Native advertising (aka content marketing) programs are getting a lot of attention. eMediaVitals’ Rob O’Regan wrote a great piece on the need for “brand editors” to ensure publishers rushing to embrace this new revenue source don’t end up driving away readers with spammy content.
Content quality is indeed the crucial issue. Let marketers pollute your brand with naked promotion and you’ll quickly train readers to ignore this content as instinctively as they ignore display ads. Back to square one.
Instead, approach this opportunity with a longer view, and don’t put your sales team in charge of it. I’d recommend thinking through these steps before diving in:

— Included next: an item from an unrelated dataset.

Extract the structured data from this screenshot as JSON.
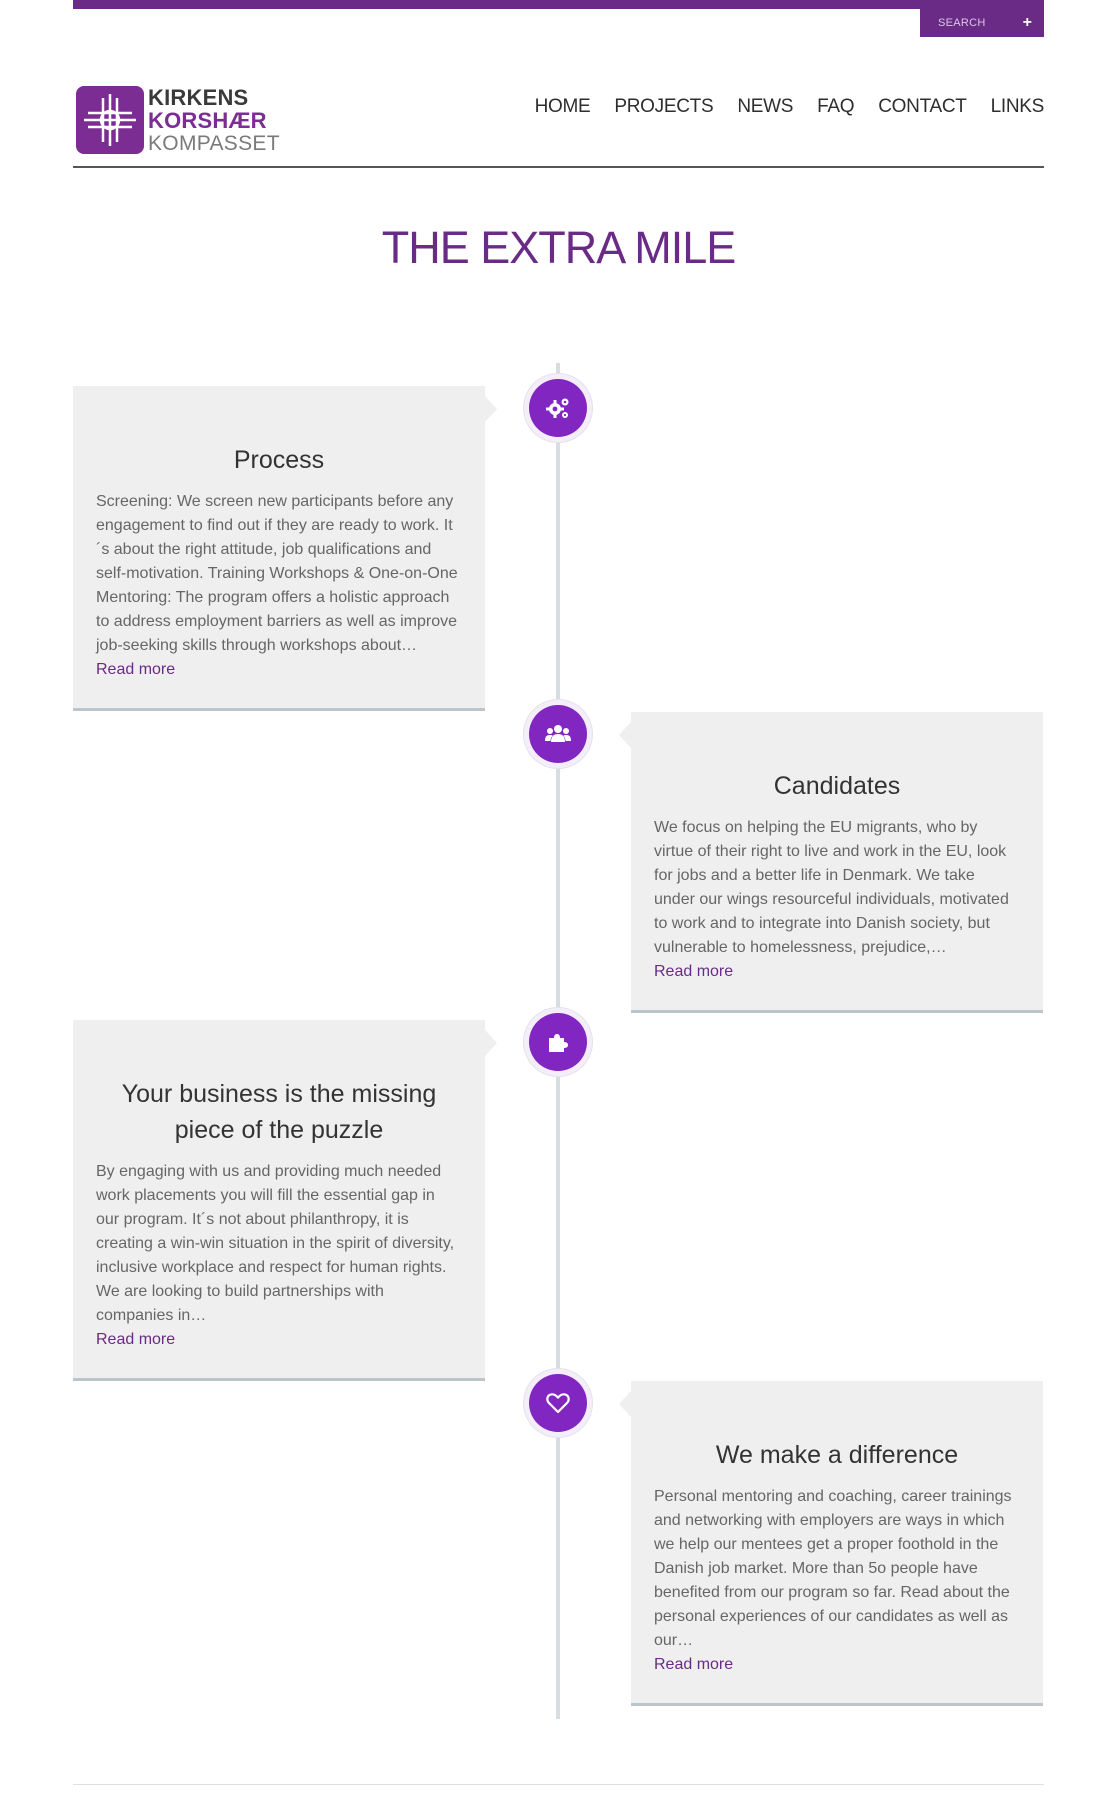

- Define a clear set of rules for any sponsored content to be sure advertisers understand what they can and can’t do, and why. These rules should also address how sponsored content is presented, by platform
- Run a pilot to confirm user acceptance, make adjustments, and gather data to illustrate your value story
- Hire a brand editor, separate from your editorial staff. Build this into your pricing, and as the business scales, hire more. Use a freelancer if investment dollars are scarce.
Need another reason to consider offering a native advertising program? Well-executed native advertising is an excellent approach to monetizing your mobile (especially smartphone) presence. It makes a whole lot more sense than display ads that get 40-50% clicks that are “fat-finger” mistakes.
Dan Greenberg has a good overview of the landscape on TechCrunch. I don’t know if he paid for the placement, but it’s also a great example of native advertising in service of his own video advertising ad network. The big obstacle he raises for marketers is scalability of content production; that’s precisely where publishers can add value for marketers.
Online retailers like Amazon and Gilt Groupe are set to sneak behind enemy lines en masse on Black Friday this year, and there is little brick & mortar retailers can do to defend themselves. Bored shoppers waiting in long lines for a chance to pay will naturally pass the time by playing with their smartphones. Online only retailers are looking to exploit that opportunity, offering the same products for less in mobile-only deals targeted to the times people are expected to be in those long lines. Result? Frustrated shoppers put their purchases back on the shelf, having ordered the same thing for less on their smartphones.
While this may not have a huge impact on share this shopping season, it does begin training consumers that maybe camping out for 2 nights in the Best Buy parking lot is a stupid idea. That will not be good for traditional retailers who count on the amped-up bargain hunting frenzy they’ve managed to create over the years.
If traditional retailers want to survive long-term against companies like Amazon, they’d better crack the code on an in-person shopping experience that trumps the convenience and low prices of online retailers. If Nordstrom can’t do it, I don’t hold out a lot of hope for Best Buy. As for me, I think I’ll bargain hunt from bed next Friday morning. My iPhone is always close by.
Last year I read an assertion by a well-regarded digital media thinker that the iPad and its eventual competitors represent a “huge opportunity for B2B media“. The article then goes on to give a series of unremarkable examples of how B2B media is leveraging the iPad, which pretty much prove my contention: A successful B2B iPad app solves a significant reader need, period.
With five major mobile platforms in the US market, where should publishers place their bets? Here is some data to help you make the right decision. Of course, before you invest in building mobile apps, you should ensure your website is optimized for mobile browsers. If users have a good experience using your site from their phone, they are more likely to consider downloading your smartphone app.